Page and application data records:
□ □ □

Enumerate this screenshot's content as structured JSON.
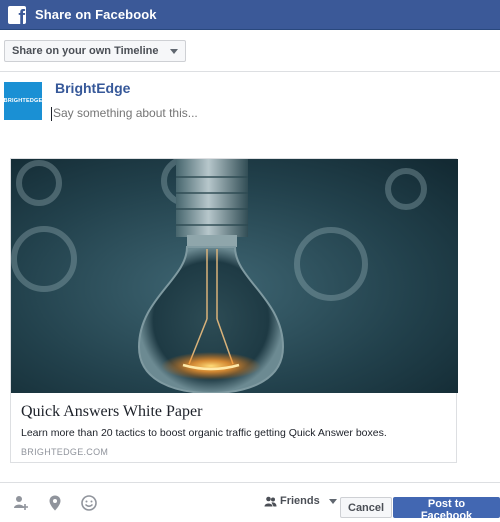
{
  "header": {
    "title": "Share on Facebook",
    "logo_letter": "f",
    "logo_icon": "facebook-icon"
  },
  "toolbar": {
    "share_target": "Share on your own Timeline"
  },
  "composer": {
    "page_name": "BrightEdge",
    "avatar_text": "BRIGHTEDGE",
    "placeholder": "Say something about this..."
  },
  "link_card": {
    "image_subject": "lightbulb-image",
    "title": "Quick Answers White Paper",
    "description": "Learn more than 20 tactics to boost organic traffic getting Quick Answer boxes.",
    "domain": "BRIGHTEDGE.COM"
  },
  "footer": {
    "icons": [
      "tag-friends-icon",
      "location-icon",
      "feeling-icon"
    ],
    "audience": "Friends",
    "cancel_label": "Cancel",
    "post_label": "Post to Facebook"
  },
  "colors": {
    "brand_blue": "#3b5998",
    "button_blue": "#4267b2",
    "link_blue": "#365899"
  }
}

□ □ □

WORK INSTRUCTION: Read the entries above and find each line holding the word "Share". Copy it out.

SOLUTION TO THIS PROBLEM:
    "title": "Share on Facebook",
    "share_target": "Share on your own Timeline"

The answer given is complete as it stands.